IRVING, Texas - Hostess Brands Inc. says it's going out of business after striking workers across the country crippled its ability to make its Twinkies, Ding Dongs and other snacks.
The company had warned employees that it would file a motion with U.S. Bankruptcy Court Friday seeking permission to shutter its operations and sell its brands if plants hadn't resumed normal operations by a Thursday evening deadline. The deadline passed without a deal.
The closing would mean the loss of about 18,500 jobs.
"I don't know if they thought that was a bluff," CEO Gregory Rayburn said on CNBC Friday. He said the financial impact of the strike makes it "too late" to save the company even if workers have a change of heart. That's because the clients such as retailers decide to stop carrying products when supplies aren't adequate.
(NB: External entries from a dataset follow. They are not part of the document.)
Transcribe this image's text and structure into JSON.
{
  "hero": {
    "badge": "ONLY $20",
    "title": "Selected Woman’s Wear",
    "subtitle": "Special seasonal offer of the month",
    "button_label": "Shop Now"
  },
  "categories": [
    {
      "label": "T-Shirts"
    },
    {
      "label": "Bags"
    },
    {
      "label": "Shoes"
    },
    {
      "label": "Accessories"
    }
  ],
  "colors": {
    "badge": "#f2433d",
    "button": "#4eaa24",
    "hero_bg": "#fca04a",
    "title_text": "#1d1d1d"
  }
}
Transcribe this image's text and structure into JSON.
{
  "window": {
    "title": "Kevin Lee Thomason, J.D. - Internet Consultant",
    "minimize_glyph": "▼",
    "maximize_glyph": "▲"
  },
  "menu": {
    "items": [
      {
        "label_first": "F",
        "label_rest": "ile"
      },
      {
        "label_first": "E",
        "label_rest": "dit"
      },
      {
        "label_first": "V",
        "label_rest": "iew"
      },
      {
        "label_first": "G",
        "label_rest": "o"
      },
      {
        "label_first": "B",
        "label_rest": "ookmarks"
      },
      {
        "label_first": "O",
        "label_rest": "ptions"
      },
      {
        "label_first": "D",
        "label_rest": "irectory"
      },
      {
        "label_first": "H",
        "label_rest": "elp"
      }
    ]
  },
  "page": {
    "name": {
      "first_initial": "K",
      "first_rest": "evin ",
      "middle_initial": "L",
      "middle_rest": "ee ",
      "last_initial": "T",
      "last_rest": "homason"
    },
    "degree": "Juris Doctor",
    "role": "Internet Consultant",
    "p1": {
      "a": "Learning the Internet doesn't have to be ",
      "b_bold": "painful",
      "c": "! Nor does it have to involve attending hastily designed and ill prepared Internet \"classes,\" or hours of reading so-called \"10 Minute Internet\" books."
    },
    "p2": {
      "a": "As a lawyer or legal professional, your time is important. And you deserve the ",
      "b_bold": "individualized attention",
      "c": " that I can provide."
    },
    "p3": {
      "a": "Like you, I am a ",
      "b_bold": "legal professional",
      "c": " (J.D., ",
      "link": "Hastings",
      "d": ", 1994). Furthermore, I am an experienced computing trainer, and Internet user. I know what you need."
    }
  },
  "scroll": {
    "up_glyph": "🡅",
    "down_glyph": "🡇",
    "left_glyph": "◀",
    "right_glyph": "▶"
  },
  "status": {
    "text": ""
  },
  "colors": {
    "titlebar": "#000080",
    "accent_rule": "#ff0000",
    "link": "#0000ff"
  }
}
Rayburn said he's hopeful that the company will find buyers for its roster of about 30 brands, which include Ho Hos, Dolly Madison, Drake's and Nature's Pride snacks. The company books about $2.5 billion in sales a year.
Hostess, based in Irving, Texas, said its stores will remain open for several days to sell remaining products. Operations at its 33 factories were suspended Friday. The privately held company filed for Chapter 11 protection in January, its second trip through bankruptcy court in less than a decade.
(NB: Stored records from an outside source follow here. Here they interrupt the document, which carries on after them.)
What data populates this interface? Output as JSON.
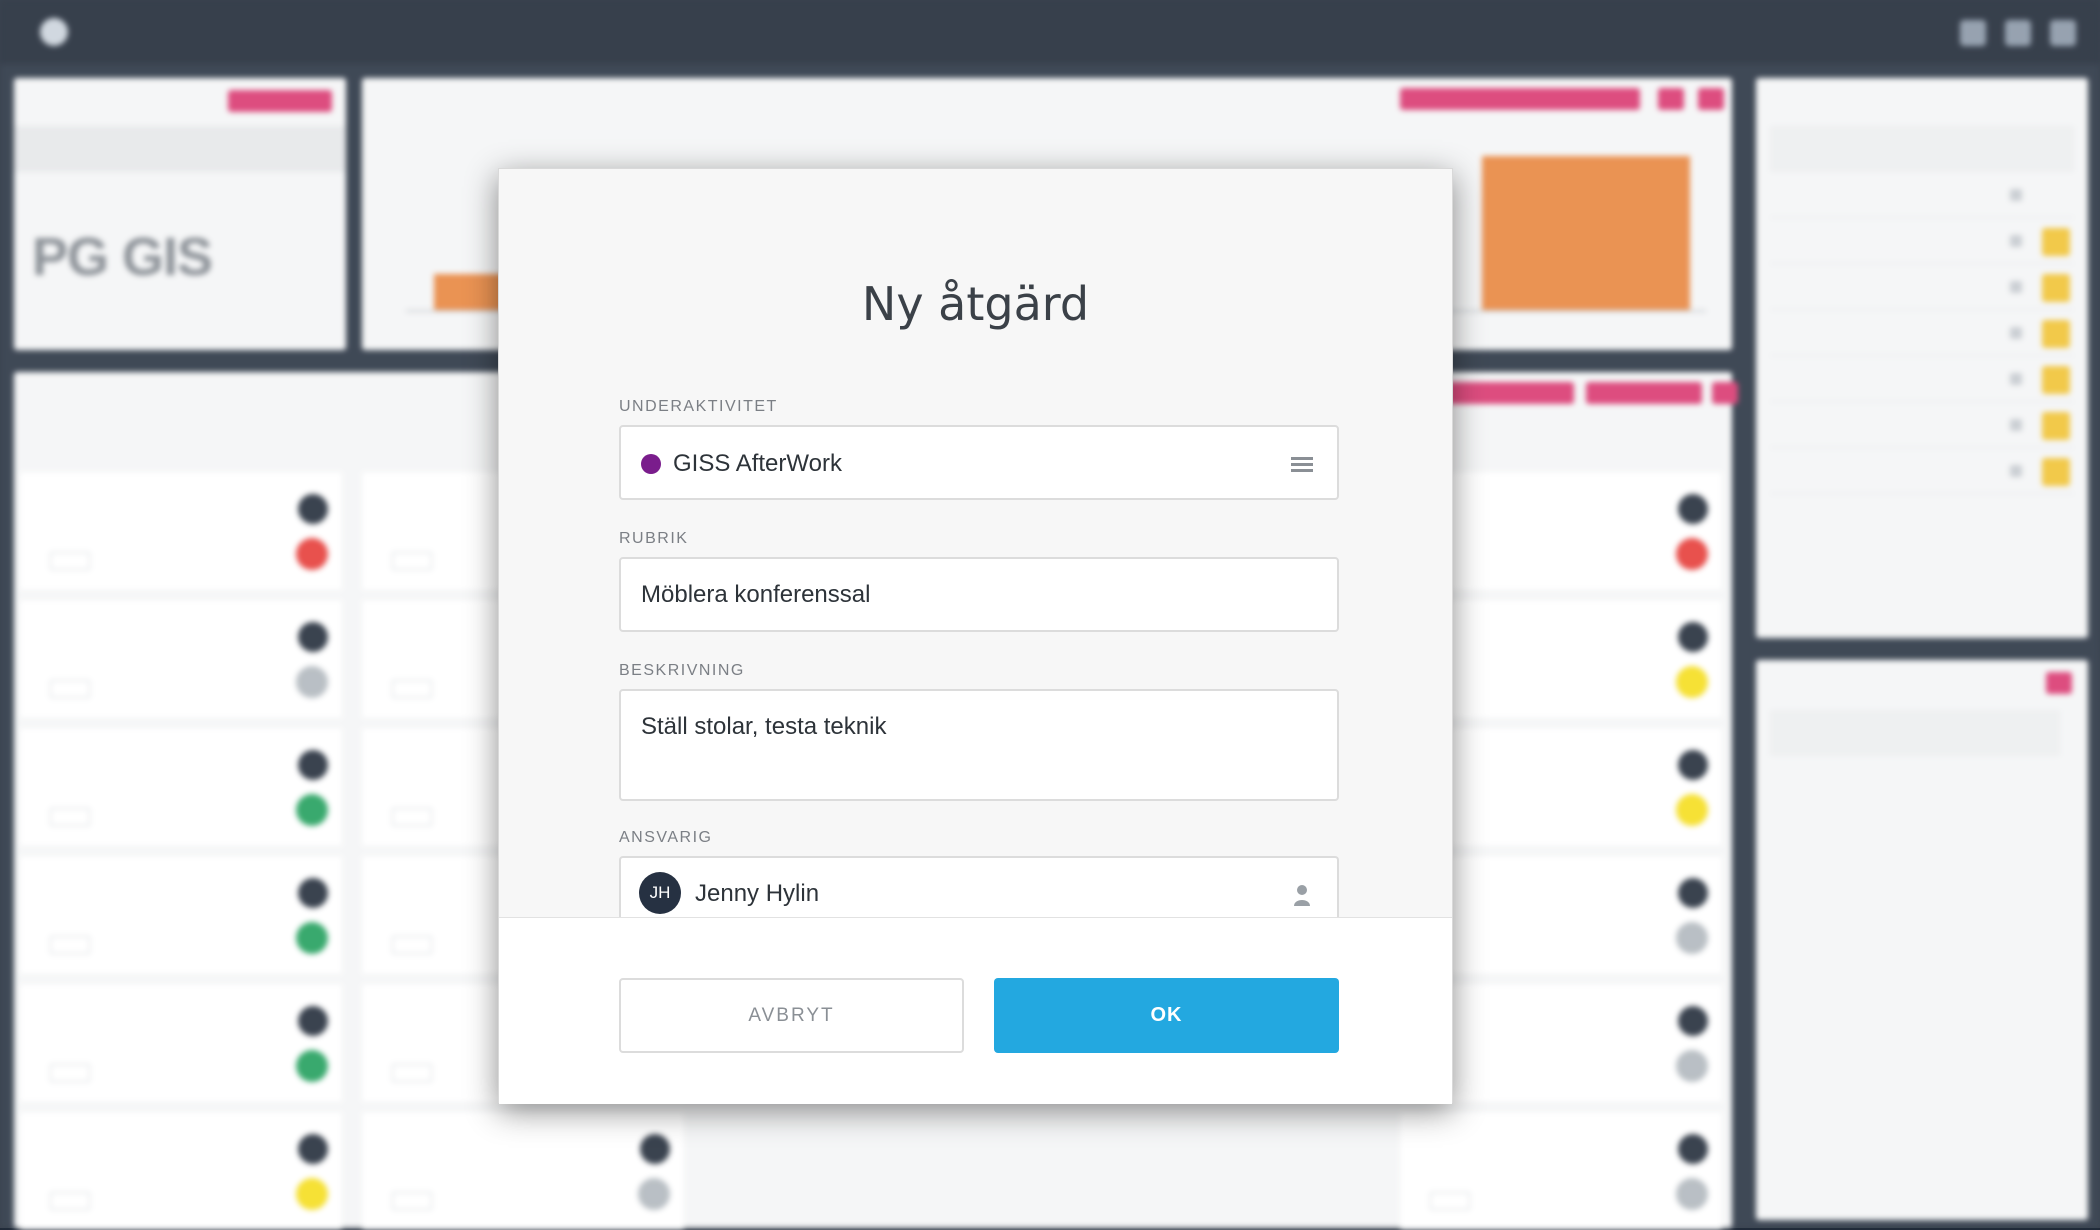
{
  "modal": {
    "title": "Ny åtgärd",
    "underaktivitet": {
      "label": "UNDERAKTIVITET",
      "value": "GISS AfterWork",
      "dot_color": "#7a1d8c"
    },
    "rubrik": {
      "label": "RUBRIK",
      "value": "Möblera konferenssal"
    },
    "beskrivning": {
      "label": "BESKRIVNING",
      "value": "Ställ stolar, testa teknik"
    },
    "ansvarig": {
      "label": "ANSVARIG",
      "initials": "JH",
      "value": "Jenny Hylin"
    },
    "cancel_label": "AVBRYT",
    "ok_label": "OK"
  },
  "background": {
    "katalog_title": "PG GIS",
    "colors": {
      "accent_pink": "#d9356e",
      "accent_blue": "#23a8e0",
      "bar_orange": "#e8843c",
      "status_red": "#e53935",
      "status_green": "#1e9e5a",
      "status_yellow": "#f5dd1a",
      "status_grey": "#b0b7bd"
    }
  }
}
The move comes after thousands of members of the Bakery, Confectionery, Tobacco Workers and Grain Millers International Union went on strike last week after rejecting a contract offer that slashed wages and benefits in September. The bakers union represents about 30 percent of the company's workforce.
Rayburn said the union's leadership had misled members into believing there was a buyer in the wings who would rescue the company. He said the union hadn't returned the company's calls for the past month.
A union representative did not immediately return a call seeking comment.
Hostess had said earlier this week that production at about a dozen of its plants were seriously affected by the strike. Although many workers decided to cross picket lines, the company said it wasn't enough to keep operations at normal levels. Three plants were closed earlier this week.
Hostess had already reached a contract agreement with its largest union, the International Brotherhood of Teamsters. The Teamsters had urged the bakery union this week to hold a secret ballot on whether to continue striking.
Hostess said the company is unprofitable under its current cost structure, in large part because of union wages and pension costs. Rayburn said in a statement on the company website that all employees will eventually lose their jobs, "some sooner than others."
"Unfortunately, because we are in bankruptcy, there are severe limits on the assistance the (company) can offer you at this time," Rayburn wrote.
Hostess, founded in 1930, was fighting battles beyond labor costs. Competition is increasing in the snack space and Americans are increasingly conscious about healthy eating.
Despite the plant closure, Tri-State Hostess employees are still on strike.
"We haven't had an official word, we haven't got any letter, we don't know if we're going to get paid. We have several questions that need to be answered. The union, the Local 19, is still on strike so we're still honoring their strike," said Local 57 Union Shop Steward James Yett.
Yett says the Queensgate plant was already scheduled to be closed before the strike even began. He says employees were forced to sign a contract approved by a judge in October. The contract is titled "Letter of understanding for the restructuring of Hostess Brands," and says the decision was made in "shared sacrifice" between Hostess and union workers.
"They're trying to make it seem as if the strike forced them to close us. Well, if you look at our contract, they were going to close 11 plants anyway. So, there was no hope for this plant," said Yett. "I mean I don't mind paying my fair share, but what they're doing isn't right."
Nearly 18,000 people nationwide will be out of work if the company liquidates.
The Texas-based maker of Twinkies and Ding Dongs says the strike has prevented it from producing and delivering products, adding it doesn't have enough financial resources to survive the strike.
The strikes began Nov. 9, when Hostess announced it was cutting employees' pay by 8 percent, and cutting benefits. The Bakery, Confectionery, Tobacco Workers and Grain Millers International Union said the company stopped contributing to workers' pensions last year.
"Right now, I'm more disappointed in the company because of the situation, and upset. Because they're trying to make us out to be the bad guys when we didn't do anything but work with the company so far," said Yett.
Hostess gave 9 News this statement on Monday:
"We have repeatedly explained that we will close facilities